Cash strapped local governments around the country that rely on federal forest “in lieu” taxes to fund roads, schools, and other vital government services, received a reassuring pat on the shoulder over the weekend in learning that President Obama is seeking to restore those funds in his federal budget proposal. Oregon counties like Lane, Josephine, Douglas, Curry, Coos and Lincoln counties among others, have relied heavily on those tax funds to keep them solvent. Lincoln County officials say Lincoln County has laid off nearly 100 workers over the past few years in an effort to “wean” the county away from timber receipts. But other counties say they haven’t been as successful since timber receipts are such a big component to their annual services outlays for roads and schools.
Although President Obama has included timber receipt restoration in his budget, getting it approved by the Congress may prove difficult during what is shaping up to be a red-hot political election year with loud and long debates over the economy, jobs, and the ever whirling controversy about the country’s debt.
The Oregonian picks it up from here. Click here.
The following is a statement from U.S. Senator Ron Wyden on the topic:
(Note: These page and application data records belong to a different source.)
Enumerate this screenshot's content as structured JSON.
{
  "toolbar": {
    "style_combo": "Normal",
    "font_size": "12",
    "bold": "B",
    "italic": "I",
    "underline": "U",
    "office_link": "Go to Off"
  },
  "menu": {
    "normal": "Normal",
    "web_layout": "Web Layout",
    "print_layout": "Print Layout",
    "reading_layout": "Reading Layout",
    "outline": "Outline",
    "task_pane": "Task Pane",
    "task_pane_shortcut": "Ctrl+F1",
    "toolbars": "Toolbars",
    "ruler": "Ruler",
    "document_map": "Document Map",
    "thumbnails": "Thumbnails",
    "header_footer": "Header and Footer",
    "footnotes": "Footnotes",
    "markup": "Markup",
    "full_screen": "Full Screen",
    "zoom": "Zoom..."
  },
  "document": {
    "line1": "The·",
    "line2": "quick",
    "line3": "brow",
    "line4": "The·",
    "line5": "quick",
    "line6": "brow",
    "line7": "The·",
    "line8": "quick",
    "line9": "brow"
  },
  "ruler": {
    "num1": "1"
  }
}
Washington, D.C. – Funding for the Secure Rural Schools and Community Self-Determination Act — commonly known as “county payments” — is included as “mandatory” spending in President Obama’s Fiscal Year 2013 budget released today. (Previous years’ budgets have listed the county payments program as “discretionary” spending.)
Programs listed as mandatory spending in the President’s budget are considered to be essential and are not subject to annual approval by Congressional appropriators. Unlike programs designated as discretionary spending, mandatory spending is controlled by laws other than the annual appropriations acts and funding is provided automatically without requiring further action by Congress. In the President’s 2012 budget, County Payments were designated as discretionary.